> **EXERCISE DIRECTIONS**
Please copy out every line in the entries that includes the word "Name".

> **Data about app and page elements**
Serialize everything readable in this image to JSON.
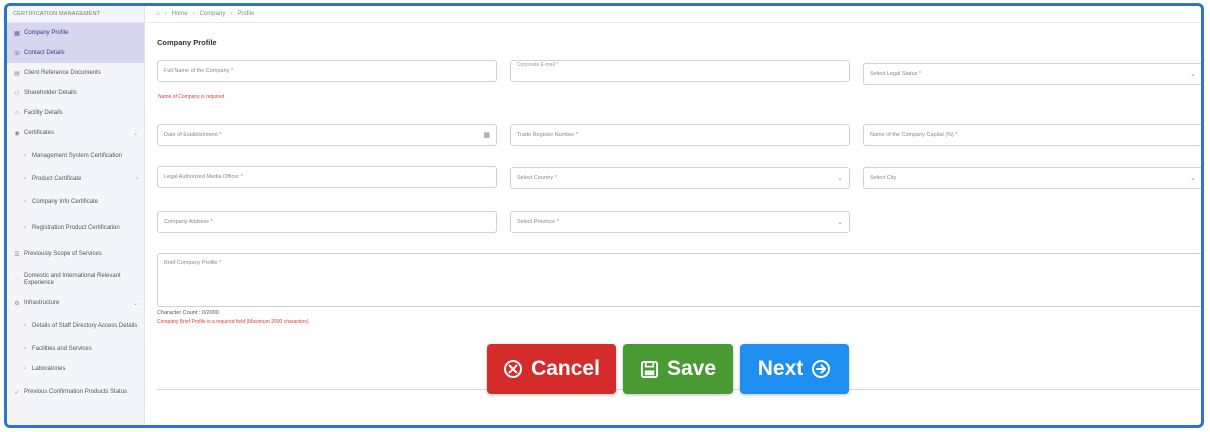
{
  "sidebar": {
    "title": "CERTIFICATION MANAGEMENT",
    "items": [
      {
        "label": "Company Profile",
        "icon": "building-icon",
        "active": true
      },
      {
        "label": "Contact Details",
        "icon": "phone-icon",
        "active": true
      },
      {
        "label": "Client Reference Documents",
        "icon": "doc-icon"
      },
      {
        "label": "Shareholder Details",
        "icon": "users-icon"
      },
      {
        "label": "Facility Details",
        "icon": "home-icon"
      },
      {
        "label": "Certificates",
        "icon": "certificate-icon"
      }
    ],
    "sub_items": [
      {
        "label": "Management System Certification",
        "icon": "doc-icon"
      },
      {
        "label": "Product Certificate",
        "icon": "doc-icon"
      },
      {
        "label": "Company Info Certificate",
        "icon": "doc-icon"
      },
      {
        "label": "Registration Product Certification",
        "icon": "doc-icon"
      }
    ],
    "more": [
      {
        "label": "Previously Scope of Services",
        "icon": "list-icon"
      },
      {
        "label": "Domestic and International Relevant Experience",
        "icon": "globe-icon"
      },
      {
        "label": "Infrastructure",
        "icon": "gear-icon"
      }
    ],
    "infra_sub": [
      {
        "label": "Details of Staff Directory Access Details",
        "icon": "doc-icon"
      },
      {
        "label": "Facilities and Services",
        "icon": "doc-icon"
      },
      {
        "label": "Laboratories",
        "icon": "doc-icon"
      }
    ],
    "last": {
      "label": "Previous Confirmation Products Status",
      "icon": "check-icon"
    }
  },
  "breadcrumb": [
    "Home",
    "Company",
    "Profile"
  ],
  "page_title": "Company Profile",
  "form": {
    "company_name": "Full Name of the Company *",
    "company_name_error": "Name of Company is required",
    "corporate_email": "Corporate E-mail *",
    "legal_status": "Select Legal Status *",
    "date_establishment": "Date of Establishment *",
    "trade_register": "Trade Register Number *",
    "tax_number": "Name of the Company Capital (%) *",
    "legal_officer": "Legal Authorized Media Officer *",
    "country": "Select Country *",
    "city": "Select City",
    "company_address": "Company Address *",
    "province": "Select Province *",
    "brief_profile": "Brief Company Profile *",
    "char_count": "Character Count : 0/2000",
    "profile_error": "Company Brief Profile is a required field (Maximum 2000 characters)"
  },
  "buttons": {
    "cancel": "Cancel",
    "save": "Save",
    "next": "Next"
  },
  "colors": {
    "cancel": "#d42b2b",
    "save": "#4a9a33",
    "next": "#1e8ff0",
    "frame": "#2f75c7",
    "active_sidebar": "#d7d6ee",
    "error": "#e0393c"
  }
}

> **EXPECTED ANSWER**
    "company_name": "Full Name of the Company *",
    "company_name_error": "Name of Company is required",
    "tax_number": "Name of the Company Capital (%) *",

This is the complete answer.